Items from an interface collection:
##########

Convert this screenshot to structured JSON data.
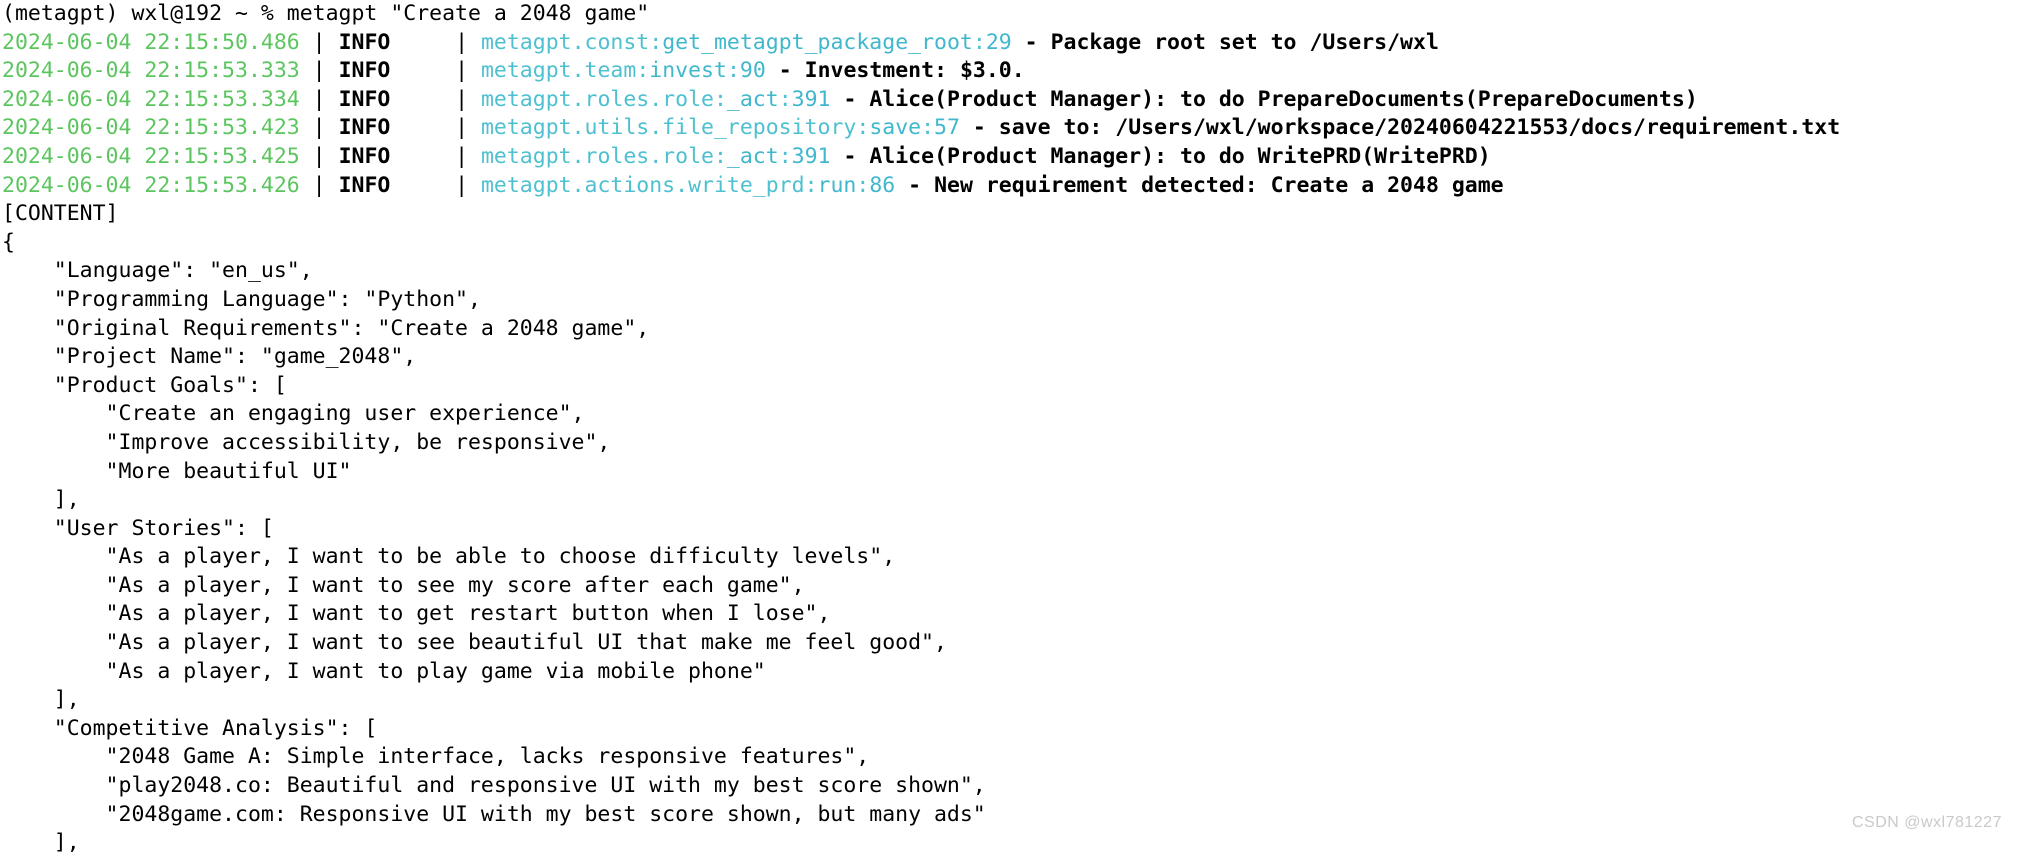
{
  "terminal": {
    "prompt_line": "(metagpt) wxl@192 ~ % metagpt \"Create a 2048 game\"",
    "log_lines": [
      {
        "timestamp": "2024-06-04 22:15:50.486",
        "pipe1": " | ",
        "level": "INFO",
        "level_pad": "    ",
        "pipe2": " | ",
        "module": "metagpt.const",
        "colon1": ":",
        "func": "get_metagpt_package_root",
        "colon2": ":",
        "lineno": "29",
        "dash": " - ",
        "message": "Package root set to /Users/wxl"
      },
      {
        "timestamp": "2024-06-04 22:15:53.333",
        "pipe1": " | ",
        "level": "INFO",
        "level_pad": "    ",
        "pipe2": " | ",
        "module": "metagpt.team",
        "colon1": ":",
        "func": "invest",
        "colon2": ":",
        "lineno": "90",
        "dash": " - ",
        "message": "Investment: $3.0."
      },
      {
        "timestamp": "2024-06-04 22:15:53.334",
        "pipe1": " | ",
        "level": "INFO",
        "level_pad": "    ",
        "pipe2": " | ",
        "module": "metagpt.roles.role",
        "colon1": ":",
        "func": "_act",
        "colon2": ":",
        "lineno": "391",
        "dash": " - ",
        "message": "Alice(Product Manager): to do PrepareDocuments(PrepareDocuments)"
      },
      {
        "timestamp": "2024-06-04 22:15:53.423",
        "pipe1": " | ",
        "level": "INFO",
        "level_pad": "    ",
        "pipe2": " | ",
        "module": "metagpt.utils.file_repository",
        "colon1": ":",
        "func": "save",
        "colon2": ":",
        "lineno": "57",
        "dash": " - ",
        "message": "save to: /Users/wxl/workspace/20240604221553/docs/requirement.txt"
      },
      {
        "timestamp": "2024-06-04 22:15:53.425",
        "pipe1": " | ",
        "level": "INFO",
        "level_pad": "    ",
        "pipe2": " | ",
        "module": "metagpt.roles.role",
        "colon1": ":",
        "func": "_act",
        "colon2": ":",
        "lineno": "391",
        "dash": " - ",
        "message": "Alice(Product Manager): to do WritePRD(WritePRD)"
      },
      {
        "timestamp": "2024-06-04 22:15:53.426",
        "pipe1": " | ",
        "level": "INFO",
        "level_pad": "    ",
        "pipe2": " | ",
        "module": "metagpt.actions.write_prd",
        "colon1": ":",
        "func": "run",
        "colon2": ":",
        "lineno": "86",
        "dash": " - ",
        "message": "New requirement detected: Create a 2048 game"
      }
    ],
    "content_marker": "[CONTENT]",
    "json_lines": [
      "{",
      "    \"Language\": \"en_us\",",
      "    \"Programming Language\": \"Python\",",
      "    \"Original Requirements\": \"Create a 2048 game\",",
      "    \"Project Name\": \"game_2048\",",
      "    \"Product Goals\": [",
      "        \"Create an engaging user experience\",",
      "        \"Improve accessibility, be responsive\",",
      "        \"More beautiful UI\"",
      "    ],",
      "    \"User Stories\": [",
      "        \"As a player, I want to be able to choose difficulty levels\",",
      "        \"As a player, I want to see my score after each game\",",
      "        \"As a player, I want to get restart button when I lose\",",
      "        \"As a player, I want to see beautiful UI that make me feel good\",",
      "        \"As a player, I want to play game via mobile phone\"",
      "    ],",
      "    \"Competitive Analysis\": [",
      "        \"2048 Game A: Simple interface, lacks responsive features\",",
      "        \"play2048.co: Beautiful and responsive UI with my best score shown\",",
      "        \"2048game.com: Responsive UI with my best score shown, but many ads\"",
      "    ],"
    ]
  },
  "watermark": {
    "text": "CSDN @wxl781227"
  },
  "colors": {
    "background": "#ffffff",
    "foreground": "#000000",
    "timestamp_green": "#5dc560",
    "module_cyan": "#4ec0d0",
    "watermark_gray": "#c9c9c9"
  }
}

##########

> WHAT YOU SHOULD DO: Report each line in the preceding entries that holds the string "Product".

> WRITTEN SOLUTION:
        "message": "Alice(Product Manager): to do PrepareDocuments(PrepareDocuments)"
        "message": "Alice(Product Manager): to do WritePRD(WritePRD)"
      "    \"Product Goals\": [",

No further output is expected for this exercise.